“In the reined work, he was solid,” Clayton said of “Sly.” “He was a tick better in the prelims. He let me do all the maneuvers and run pretty honest.”

Ten teams qualified to return to the finals, a standing-room-only affair at the John Justin Arena in Fort Worth, Texas. Clayton and Sly scored a 219 to place fifth in reined work.

“(The steer stopping) is probably the most nerve-wracking event,” Clayton said. “There are so many guys who rope way better than me. Last year, I split the horns and didn’t make the finals. A handful of people did it tonight and a handful did it in the prelims. I was just wanting to get him caught.”

A solid 218 in steer stopping kept Clayton in the overall contest, but he needed a top score in fence work to win plus a little strategical thinking.

“I knew that being up second (in the draw), I was going to have to go with as much cow as I could possibly go with,” said the Oakdale, California, cowboy. “That would make (the other riders) have to go with a little more cow than they were comfortable with. Luckily, the judges didn’t make me work the first cow I drew. The second one was a little better, so we went on with it.”

Sly delivered a 225.

“For so long, a guy wants something, and then you realize you just need to do the best you can,” Clayton said. “If it’s your day, it’s your day.”

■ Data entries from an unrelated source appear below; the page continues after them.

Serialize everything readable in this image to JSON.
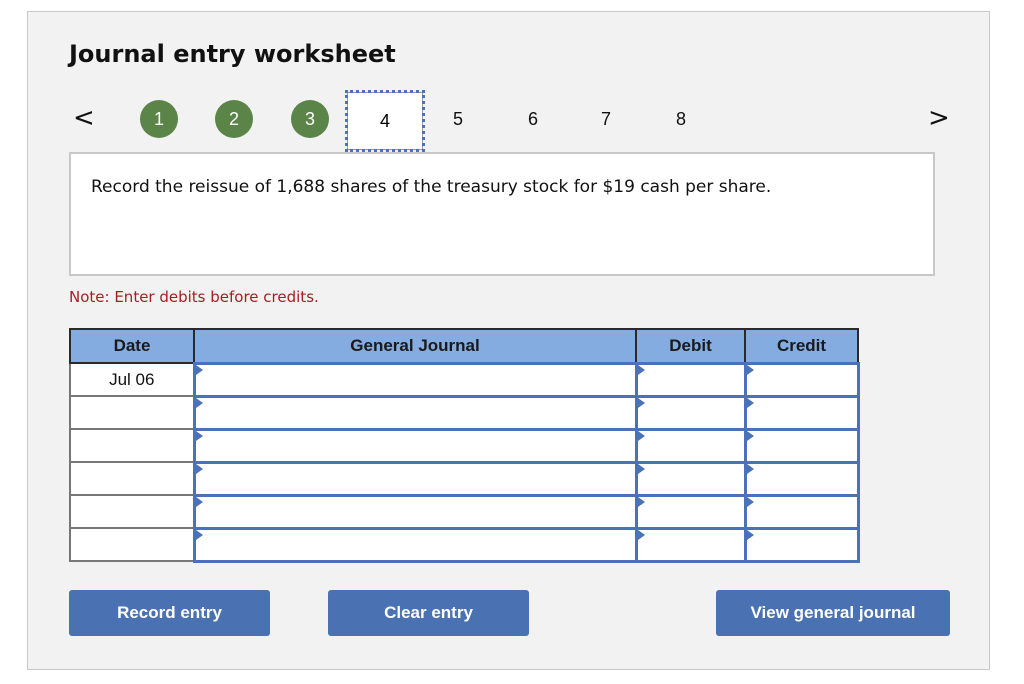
{
  "worksheet": {
    "title": "Journal entry worksheet",
    "nav": {
      "prev_icon": "chevron-left-icon",
      "next_icon": "chevron-right-icon",
      "prev_glyph": "<",
      "next_glyph": ">",
      "steps": [
        {
          "label": "1",
          "state": "completed"
        },
        {
          "label": "2",
          "state": "completed"
        },
        {
          "label": "3",
          "state": "completed"
        },
        {
          "label": "4",
          "state": "current"
        },
        {
          "label": "5",
          "state": "pending"
        },
        {
          "label": "6",
          "state": "pending"
        },
        {
          "label": "7",
          "state": "pending"
        },
        {
          "label": "8",
          "state": "pending"
        }
      ]
    },
    "question": "Record the reissue of 1,688 shares of the treasury stock for $19 cash per share.",
    "note": "Note: Enter debits before credits.",
    "table": {
      "headers": {
        "date": "Date",
        "journal": "General Journal",
        "debit": "Debit",
        "credit": "Credit"
      },
      "rows": [
        {
          "date": "Jul 06",
          "account": "",
          "debit": "",
          "credit": ""
        },
        {
          "date": "",
          "account": "",
          "debit": "",
          "credit": ""
        },
        {
          "date": "",
          "account": "",
          "debit": "",
          "credit": ""
        },
        {
          "date": "",
          "account": "",
          "debit": "",
          "credit": ""
        },
        {
          "date": "",
          "account": "",
          "debit": "",
          "credit": ""
        },
        {
          "date": "",
          "account": "",
          "debit": "",
          "credit": ""
        }
      ]
    },
    "buttons": {
      "record": "Record entry",
      "clear": "Clear entry",
      "view": "View general journal"
    },
    "colors": {
      "completed_step": "#5a8448",
      "header_bg": "#85ace0",
      "button_bg": "#4a72b2",
      "note_text": "#a32020"
    }
  }
}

Skeets Oak Peppy is a 2007 sorrel gelding by Skeets Peppy and out of Oak Ill Be by Ill Be Smart. He was bred by Vaughn C. Zimmerman of Springfield, Missouri, and Clayton bought him as a yearling.

“I didn’t school on him in (the arena) last night,” Clayton said. “I tried to keep him as fresh as I could.”

The gelding has won $103,152 in NRCHA competition. His World’s Greatest Horseman earnings will boost the total by $25,000.

“He’s a big character at home,” Clayton said. “He unties himself. He’s funny. He’s got a big motor and likes to be ridden. He doesn’t need to be trained on a bunch, but he needs to be ridden. Grass hay and cool calories, that’s for sure.”

The future for Sly includes more work.

“I rope on him and ranch and start colts on him,” Clayton said. “He’s always got a stall at my house. (My wife) Kelsey shows his, too, in some boxing classes. He’s got quite a lot of go so maybe when he’s 16 or 17, we’ll see if my boy can start riding him.”